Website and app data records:
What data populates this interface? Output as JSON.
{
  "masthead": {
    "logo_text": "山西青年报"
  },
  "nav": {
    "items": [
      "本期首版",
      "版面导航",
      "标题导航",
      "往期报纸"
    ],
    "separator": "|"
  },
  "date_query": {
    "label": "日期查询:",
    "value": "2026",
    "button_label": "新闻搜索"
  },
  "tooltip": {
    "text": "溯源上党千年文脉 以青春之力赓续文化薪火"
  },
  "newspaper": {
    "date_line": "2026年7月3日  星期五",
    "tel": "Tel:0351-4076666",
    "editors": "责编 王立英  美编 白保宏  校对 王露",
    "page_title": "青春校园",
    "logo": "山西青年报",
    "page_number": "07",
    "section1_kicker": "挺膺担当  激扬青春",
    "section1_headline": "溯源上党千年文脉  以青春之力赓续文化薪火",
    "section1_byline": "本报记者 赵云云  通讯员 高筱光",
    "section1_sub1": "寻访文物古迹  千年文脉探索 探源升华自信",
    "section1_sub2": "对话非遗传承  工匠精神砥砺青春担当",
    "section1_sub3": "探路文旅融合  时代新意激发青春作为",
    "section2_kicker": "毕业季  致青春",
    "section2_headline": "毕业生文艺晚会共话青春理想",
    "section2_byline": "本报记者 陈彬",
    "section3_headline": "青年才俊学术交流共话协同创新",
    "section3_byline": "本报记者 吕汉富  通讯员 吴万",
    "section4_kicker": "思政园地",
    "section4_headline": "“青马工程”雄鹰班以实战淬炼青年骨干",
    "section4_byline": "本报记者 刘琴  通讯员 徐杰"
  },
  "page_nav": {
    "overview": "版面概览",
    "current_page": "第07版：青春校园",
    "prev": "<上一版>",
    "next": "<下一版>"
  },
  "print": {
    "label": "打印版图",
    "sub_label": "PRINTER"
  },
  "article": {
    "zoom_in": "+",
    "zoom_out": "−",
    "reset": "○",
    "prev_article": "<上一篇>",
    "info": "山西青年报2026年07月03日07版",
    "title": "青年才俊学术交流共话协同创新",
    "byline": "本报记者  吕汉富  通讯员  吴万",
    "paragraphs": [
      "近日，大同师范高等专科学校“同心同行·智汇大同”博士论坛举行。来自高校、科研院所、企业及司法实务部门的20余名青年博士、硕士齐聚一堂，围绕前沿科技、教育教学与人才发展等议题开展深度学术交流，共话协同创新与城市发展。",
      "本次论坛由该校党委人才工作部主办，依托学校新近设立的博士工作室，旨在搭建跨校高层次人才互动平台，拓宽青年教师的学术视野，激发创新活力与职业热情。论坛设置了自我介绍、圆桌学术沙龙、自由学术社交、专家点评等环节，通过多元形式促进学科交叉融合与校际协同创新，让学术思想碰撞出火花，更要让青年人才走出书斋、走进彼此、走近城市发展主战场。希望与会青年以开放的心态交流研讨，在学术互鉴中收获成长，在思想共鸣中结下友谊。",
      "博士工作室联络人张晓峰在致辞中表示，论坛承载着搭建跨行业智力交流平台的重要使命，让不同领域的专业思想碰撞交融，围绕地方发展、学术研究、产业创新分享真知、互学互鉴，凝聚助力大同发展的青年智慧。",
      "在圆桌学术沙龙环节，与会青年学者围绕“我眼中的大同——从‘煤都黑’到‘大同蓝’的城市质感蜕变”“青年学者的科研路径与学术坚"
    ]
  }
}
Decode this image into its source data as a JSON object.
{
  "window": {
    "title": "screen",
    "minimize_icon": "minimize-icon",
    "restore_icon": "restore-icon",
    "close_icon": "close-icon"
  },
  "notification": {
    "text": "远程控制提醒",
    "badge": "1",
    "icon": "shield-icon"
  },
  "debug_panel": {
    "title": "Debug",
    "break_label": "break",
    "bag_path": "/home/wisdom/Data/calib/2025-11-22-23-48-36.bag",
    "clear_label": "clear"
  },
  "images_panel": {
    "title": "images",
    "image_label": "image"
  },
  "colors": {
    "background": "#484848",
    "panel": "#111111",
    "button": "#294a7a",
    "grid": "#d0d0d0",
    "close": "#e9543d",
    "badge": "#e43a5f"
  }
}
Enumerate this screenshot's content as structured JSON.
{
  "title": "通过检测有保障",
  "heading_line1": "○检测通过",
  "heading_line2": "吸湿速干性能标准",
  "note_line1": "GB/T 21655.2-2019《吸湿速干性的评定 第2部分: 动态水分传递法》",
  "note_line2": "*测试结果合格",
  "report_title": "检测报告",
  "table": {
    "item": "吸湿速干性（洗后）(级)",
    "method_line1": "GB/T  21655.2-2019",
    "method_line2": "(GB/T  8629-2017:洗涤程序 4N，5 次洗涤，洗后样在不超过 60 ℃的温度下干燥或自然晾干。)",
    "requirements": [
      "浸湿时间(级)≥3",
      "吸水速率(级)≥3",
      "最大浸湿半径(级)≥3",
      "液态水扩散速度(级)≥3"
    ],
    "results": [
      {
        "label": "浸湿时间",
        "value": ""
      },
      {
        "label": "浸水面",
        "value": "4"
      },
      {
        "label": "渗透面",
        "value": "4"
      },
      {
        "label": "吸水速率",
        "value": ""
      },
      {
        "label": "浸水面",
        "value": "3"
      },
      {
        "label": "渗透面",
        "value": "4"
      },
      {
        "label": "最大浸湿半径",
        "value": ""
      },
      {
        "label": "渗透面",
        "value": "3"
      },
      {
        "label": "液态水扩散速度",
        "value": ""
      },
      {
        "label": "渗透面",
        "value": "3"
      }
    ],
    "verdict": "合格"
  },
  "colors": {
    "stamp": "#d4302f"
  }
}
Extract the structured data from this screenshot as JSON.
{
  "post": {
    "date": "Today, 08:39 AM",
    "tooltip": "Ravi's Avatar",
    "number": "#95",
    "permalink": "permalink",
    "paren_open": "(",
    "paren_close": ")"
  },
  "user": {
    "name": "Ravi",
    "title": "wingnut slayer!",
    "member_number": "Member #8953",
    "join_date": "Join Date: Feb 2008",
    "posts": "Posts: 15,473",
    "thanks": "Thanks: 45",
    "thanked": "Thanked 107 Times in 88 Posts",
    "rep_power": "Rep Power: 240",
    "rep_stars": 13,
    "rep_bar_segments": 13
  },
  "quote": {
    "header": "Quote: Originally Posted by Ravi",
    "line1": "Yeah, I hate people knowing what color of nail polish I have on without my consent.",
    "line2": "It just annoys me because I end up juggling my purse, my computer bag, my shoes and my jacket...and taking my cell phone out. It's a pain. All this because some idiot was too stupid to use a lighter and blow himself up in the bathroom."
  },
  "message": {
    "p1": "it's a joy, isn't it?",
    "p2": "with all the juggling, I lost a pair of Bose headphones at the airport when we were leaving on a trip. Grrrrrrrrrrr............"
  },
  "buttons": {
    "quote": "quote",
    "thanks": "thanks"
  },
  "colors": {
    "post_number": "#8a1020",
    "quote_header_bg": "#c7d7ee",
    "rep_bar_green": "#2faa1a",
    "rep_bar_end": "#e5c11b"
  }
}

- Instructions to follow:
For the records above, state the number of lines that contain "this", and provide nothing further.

- Your response:
5